● **What you should do**
Retype the entries exactly, but skip the pictures.

[Data excerpts]
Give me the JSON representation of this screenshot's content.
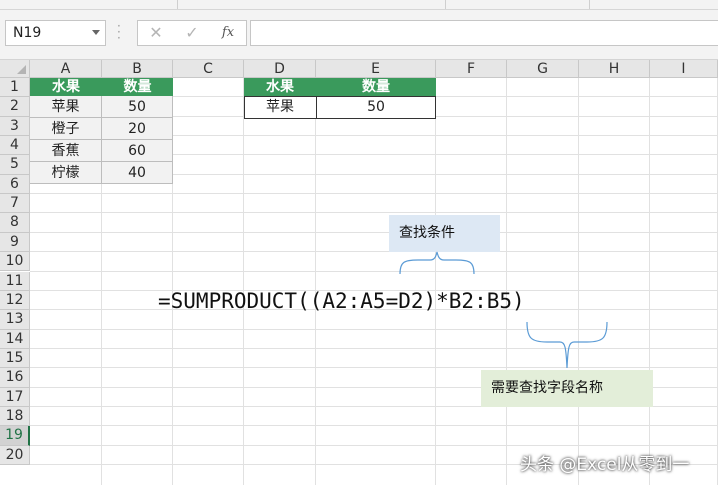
{
  "name_box": {
    "value": "N19"
  },
  "formula_bar": {
    "cancel_glyph": "✕",
    "confirm_glyph": "✓",
    "fx_label": "fx",
    "value": ""
  },
  "columns": [
    "A",
    "B",
    "C",
    "D",
    "E",
    "F",
    "G",
    "H",
    "I"
  ],
  "rows": [
    "1",
    "2",
    "3",
    "4",
    "5",
    "6",
    "7",
    "8",
    "9",
    "10",
    "11",
    "12",
    "13",
    "14",
    "15",
    "16",
    "17",
    "18",
    "19",
    "20"
  ],
  "active_row": "19",
  "source_table": {
    "headers": [
      "水果",
      "数量"
    ],
    "rows": [
      [
        "苹果",
        "50"
      ],
      [
        "橙子",
        "20"
      ],
      [
        "香蕉",
        "60"
      ],
      [
        "柠檬",
        "40"
      ]
    ]
  },
  "lookup_table": {
    "headers": [
      "水果",
      "数量"
    ],
    "row": [
      "苹果",
      "50"
    ]
  },
  "annotations": {
    "formula": "=SUMPRODUCT((A2:A5=D2)*B2:B5)",
    "lookup_condition": "查找条件",
    "field_name": "需要查找字段名称"
  },
  "watermark": "头条 @Excel从零到一",
  "colors": {
    "header_green": "#3a9a5c",
    "note_blue": "#dde8f4",
    "note_green": "#e3eed9",
    "brace_blue": "#5b9bd5"
  }
}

● **Your response**
Give me the JSON representation of this screenshot's content.
{
  "name_box": {
    "value": "N19"
  },
  "formula_bar": {
    "cancel_glyph": "✕",
    "confirm_glyph": "✓",
    "fx_label": "fx",
    "value": ""
  },
  "columns": [
    "A",
    "B",
    "C",
    "D",
    "E",
    "F",
    "G",
    "H",
    "I"
  ],
  "rows": [
    "1",
    "2",
    "3",
    "4",
    "5",
    "6",
    "7",
    "8",
    "9",
    "10",
    "11",
    "12",
    "13",
    "14",
    "15",
    "16",
    "17",
    "18",
    "19",
    "20"
  ],
  "active_row": "19",
  "source_table": {
    "headers": [
      "水果",
      "数量"
    ],
    "rows": [
      [
        "苹果",
        "50"
      ],
      [
        "橙子",
        "20"
      ],
      [
        "香蕉",
        "60"
      ],
      [
        "柠檬",
        "40"
      ]
    ]
  },
  "lookup_table": {
    "headers": [
      "水果",
      "数量"
    ],
    "row": [
      "苹果",
      "50"
    ]
  },
  "annotations": {
    "formula": "=SUMPRODUCT((A2:A5=D2)*B2:B5)",
    "lookup_condition": "查找条件",
    "field_name": "需要查找字段名称"
  },
  "watermark": "头条 @Excel从零到一",
  "colors": {
    "header_green": "#3a9a5c",
    "note_blue": "#dde8f4",
    "note_green": "#e3eed9",
    "brace_blue": "#5b9bd5"
  }
}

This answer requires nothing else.